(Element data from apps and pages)
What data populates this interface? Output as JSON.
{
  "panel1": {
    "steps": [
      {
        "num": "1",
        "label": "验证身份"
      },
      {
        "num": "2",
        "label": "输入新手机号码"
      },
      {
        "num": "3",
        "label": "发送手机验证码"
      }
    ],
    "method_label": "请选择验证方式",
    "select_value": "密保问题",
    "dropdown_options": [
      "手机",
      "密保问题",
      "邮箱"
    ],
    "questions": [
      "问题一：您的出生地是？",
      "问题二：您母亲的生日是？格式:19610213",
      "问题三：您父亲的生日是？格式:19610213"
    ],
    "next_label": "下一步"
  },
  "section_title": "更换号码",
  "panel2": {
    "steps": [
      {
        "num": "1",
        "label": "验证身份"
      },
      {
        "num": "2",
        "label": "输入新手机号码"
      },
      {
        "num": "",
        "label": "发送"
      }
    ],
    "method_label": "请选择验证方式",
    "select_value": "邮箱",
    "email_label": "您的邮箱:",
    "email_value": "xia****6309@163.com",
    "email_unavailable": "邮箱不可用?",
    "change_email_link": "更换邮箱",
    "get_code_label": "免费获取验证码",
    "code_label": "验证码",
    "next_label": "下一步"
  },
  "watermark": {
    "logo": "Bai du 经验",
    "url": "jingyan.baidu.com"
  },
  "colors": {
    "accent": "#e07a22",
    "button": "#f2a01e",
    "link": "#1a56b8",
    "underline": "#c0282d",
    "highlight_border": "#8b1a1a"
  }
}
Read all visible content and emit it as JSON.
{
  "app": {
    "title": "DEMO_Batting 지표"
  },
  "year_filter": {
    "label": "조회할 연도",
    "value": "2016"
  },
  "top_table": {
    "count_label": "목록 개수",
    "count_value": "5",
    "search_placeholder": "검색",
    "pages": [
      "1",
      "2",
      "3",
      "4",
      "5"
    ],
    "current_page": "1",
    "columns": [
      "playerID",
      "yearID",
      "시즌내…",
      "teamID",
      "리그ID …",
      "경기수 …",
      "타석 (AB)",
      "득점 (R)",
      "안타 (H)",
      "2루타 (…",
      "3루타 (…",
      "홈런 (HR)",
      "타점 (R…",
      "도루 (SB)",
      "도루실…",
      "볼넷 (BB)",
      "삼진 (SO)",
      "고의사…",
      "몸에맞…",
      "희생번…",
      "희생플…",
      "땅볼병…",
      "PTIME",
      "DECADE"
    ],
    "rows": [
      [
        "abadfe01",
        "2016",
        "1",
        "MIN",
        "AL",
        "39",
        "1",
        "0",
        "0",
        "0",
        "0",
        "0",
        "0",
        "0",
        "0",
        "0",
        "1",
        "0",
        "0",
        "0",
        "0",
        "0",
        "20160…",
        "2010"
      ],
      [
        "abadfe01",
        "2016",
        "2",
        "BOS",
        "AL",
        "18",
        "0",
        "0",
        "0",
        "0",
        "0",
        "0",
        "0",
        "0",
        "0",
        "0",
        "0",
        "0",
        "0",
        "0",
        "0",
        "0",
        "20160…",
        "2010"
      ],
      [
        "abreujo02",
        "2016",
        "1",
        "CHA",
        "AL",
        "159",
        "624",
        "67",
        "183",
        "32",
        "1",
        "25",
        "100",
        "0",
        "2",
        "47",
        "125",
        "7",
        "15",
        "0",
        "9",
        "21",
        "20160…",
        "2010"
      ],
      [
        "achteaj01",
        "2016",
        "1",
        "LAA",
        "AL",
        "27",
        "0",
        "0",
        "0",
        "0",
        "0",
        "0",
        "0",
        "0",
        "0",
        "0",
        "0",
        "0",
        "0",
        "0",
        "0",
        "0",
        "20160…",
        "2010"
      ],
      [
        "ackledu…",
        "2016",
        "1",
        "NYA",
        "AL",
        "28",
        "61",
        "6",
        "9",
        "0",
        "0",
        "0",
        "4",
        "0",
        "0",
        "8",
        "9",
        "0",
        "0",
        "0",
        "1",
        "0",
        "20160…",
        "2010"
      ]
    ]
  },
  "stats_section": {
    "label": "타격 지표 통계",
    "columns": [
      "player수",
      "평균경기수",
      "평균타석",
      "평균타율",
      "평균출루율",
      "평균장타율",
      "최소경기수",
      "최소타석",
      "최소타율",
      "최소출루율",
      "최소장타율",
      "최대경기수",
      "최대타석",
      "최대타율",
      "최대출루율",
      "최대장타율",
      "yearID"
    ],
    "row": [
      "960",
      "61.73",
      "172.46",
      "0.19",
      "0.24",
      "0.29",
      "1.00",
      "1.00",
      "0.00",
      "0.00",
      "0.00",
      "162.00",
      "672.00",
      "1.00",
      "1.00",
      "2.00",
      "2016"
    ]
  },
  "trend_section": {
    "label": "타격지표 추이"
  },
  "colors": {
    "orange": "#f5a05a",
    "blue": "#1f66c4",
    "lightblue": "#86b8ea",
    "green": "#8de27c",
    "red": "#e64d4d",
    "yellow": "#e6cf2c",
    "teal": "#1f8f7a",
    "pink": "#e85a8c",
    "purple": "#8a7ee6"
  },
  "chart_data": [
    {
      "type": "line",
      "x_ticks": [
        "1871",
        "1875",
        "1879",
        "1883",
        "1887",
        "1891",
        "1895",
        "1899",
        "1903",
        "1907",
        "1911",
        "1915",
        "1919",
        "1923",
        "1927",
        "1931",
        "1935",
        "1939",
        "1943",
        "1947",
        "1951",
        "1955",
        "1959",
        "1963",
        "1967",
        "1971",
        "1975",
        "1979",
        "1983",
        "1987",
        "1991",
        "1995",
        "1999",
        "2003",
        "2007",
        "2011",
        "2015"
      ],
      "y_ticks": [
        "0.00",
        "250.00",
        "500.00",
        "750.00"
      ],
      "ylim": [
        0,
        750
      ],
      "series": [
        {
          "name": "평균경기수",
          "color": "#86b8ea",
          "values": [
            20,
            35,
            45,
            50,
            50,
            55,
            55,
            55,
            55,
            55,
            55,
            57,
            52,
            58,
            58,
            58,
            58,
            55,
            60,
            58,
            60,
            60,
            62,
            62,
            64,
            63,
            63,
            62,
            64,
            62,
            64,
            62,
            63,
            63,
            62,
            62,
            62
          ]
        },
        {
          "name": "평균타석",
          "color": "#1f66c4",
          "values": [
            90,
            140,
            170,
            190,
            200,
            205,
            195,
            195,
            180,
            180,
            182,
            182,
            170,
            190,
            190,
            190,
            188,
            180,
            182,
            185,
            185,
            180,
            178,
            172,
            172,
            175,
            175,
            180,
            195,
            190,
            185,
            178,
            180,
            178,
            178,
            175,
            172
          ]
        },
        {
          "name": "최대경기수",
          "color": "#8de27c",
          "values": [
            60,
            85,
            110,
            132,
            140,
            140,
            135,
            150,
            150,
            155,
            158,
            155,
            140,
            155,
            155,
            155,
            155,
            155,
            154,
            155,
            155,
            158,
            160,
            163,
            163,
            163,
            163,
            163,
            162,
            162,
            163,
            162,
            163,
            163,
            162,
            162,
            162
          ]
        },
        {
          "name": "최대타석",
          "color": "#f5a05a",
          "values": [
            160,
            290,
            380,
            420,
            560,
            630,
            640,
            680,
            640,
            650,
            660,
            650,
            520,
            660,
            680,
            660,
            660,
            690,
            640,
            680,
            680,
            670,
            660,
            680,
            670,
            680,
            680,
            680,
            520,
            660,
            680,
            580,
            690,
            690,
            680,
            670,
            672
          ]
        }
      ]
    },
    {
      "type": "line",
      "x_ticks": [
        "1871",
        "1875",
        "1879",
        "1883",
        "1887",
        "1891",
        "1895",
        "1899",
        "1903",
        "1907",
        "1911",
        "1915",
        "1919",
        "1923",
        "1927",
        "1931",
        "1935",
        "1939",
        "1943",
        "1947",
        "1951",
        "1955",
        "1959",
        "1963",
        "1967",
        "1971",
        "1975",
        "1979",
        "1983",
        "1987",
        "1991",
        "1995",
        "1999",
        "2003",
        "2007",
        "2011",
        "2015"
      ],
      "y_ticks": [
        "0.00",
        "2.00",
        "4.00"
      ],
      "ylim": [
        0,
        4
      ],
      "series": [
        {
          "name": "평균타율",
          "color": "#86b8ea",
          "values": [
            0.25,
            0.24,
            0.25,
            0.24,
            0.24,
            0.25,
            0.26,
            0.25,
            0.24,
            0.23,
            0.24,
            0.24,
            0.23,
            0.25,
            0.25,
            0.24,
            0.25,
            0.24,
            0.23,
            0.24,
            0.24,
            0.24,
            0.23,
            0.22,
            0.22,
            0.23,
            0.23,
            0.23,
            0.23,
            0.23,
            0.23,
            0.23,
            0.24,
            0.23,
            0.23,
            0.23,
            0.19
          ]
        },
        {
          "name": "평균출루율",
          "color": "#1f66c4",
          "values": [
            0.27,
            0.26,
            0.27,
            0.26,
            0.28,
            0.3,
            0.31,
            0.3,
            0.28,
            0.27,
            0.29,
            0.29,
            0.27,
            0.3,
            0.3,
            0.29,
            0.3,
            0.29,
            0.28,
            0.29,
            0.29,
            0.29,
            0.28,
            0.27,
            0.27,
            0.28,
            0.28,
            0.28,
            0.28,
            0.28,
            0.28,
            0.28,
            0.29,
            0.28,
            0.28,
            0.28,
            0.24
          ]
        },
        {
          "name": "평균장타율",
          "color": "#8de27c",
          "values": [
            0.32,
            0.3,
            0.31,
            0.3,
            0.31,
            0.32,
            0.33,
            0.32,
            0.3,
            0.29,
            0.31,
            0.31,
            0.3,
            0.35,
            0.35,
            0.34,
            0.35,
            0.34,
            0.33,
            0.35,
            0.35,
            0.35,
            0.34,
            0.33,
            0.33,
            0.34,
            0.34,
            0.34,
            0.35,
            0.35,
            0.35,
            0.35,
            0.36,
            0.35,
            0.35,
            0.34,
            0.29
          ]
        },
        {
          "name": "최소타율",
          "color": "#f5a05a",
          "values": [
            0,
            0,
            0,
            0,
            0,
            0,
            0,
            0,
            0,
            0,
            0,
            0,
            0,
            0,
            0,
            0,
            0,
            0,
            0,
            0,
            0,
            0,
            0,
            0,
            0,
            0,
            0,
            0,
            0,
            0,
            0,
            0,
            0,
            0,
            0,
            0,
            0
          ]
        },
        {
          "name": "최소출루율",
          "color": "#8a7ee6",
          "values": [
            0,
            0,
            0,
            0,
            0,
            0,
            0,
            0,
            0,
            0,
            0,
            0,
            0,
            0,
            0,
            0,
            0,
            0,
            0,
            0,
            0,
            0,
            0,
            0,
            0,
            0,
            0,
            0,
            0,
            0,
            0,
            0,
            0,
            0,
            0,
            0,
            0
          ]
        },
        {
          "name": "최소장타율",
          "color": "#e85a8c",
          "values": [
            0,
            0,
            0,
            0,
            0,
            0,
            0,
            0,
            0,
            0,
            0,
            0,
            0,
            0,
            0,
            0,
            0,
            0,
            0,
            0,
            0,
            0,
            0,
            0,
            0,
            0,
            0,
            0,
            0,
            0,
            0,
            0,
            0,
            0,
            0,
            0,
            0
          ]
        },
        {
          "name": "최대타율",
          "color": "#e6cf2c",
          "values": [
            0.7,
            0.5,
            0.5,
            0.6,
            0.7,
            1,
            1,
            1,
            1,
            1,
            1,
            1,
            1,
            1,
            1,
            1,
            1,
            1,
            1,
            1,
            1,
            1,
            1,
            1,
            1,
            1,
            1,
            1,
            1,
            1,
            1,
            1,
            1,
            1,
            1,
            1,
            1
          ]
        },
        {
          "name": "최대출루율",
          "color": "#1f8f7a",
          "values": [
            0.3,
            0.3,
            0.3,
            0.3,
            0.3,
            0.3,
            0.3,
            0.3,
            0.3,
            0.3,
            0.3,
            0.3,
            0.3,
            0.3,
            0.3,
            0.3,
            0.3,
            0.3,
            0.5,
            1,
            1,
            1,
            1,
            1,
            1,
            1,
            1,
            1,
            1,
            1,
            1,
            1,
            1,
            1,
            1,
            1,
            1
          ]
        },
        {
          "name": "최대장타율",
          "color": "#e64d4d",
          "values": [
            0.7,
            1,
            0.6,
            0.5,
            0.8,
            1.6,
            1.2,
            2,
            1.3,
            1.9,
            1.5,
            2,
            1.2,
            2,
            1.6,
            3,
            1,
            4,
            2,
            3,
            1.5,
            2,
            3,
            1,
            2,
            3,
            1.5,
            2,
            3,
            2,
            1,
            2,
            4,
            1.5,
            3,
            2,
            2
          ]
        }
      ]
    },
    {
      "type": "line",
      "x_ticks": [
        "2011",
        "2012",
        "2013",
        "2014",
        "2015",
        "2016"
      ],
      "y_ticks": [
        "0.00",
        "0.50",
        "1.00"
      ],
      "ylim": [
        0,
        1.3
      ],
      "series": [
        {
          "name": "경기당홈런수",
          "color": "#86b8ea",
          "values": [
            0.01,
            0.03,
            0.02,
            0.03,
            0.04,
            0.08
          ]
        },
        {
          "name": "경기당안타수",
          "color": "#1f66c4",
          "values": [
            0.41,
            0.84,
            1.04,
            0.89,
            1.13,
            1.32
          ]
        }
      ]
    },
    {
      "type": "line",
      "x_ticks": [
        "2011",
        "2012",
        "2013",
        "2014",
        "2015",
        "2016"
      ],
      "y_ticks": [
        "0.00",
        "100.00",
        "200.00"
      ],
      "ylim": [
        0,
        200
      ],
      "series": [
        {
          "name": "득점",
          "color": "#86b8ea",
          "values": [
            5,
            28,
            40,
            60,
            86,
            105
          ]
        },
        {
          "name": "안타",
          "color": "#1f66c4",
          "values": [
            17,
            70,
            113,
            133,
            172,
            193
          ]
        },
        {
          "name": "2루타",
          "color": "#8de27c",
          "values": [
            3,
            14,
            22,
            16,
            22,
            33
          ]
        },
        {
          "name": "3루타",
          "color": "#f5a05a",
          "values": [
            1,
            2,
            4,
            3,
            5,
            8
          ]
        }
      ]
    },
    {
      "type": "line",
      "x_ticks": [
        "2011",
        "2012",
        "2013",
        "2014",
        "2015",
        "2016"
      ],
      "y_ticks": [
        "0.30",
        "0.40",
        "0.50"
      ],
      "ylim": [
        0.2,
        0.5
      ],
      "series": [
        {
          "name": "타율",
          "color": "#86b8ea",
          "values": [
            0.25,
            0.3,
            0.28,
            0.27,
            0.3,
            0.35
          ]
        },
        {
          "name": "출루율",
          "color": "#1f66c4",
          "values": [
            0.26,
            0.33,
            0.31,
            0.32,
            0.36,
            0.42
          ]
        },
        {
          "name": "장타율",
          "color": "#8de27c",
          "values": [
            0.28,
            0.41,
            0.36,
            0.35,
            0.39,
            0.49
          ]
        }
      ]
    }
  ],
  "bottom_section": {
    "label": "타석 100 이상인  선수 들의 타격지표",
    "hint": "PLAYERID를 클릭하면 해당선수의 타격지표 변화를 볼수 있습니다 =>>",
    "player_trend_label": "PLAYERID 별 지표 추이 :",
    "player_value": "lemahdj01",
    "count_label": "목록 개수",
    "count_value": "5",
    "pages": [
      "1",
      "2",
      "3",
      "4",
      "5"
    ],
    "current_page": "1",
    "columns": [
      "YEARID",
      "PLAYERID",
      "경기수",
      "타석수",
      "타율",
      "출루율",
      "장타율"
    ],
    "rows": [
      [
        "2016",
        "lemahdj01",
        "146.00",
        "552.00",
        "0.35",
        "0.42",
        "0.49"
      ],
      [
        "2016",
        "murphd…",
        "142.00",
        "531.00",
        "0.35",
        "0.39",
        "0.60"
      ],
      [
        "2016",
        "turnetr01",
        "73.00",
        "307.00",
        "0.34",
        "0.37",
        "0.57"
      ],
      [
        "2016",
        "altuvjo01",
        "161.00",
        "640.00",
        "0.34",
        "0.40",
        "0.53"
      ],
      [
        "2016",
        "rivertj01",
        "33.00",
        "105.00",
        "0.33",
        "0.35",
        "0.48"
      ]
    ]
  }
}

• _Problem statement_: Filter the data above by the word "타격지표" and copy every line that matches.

• _Task output_:
    "label": "타격지표 추이"
    "label": "타석 100 이상인  선수 들의 타격지표",
    "hint": "PLAYERID를 클릭하면 해당선수의 타격지표 변화를 볼수 있습니다 =>>",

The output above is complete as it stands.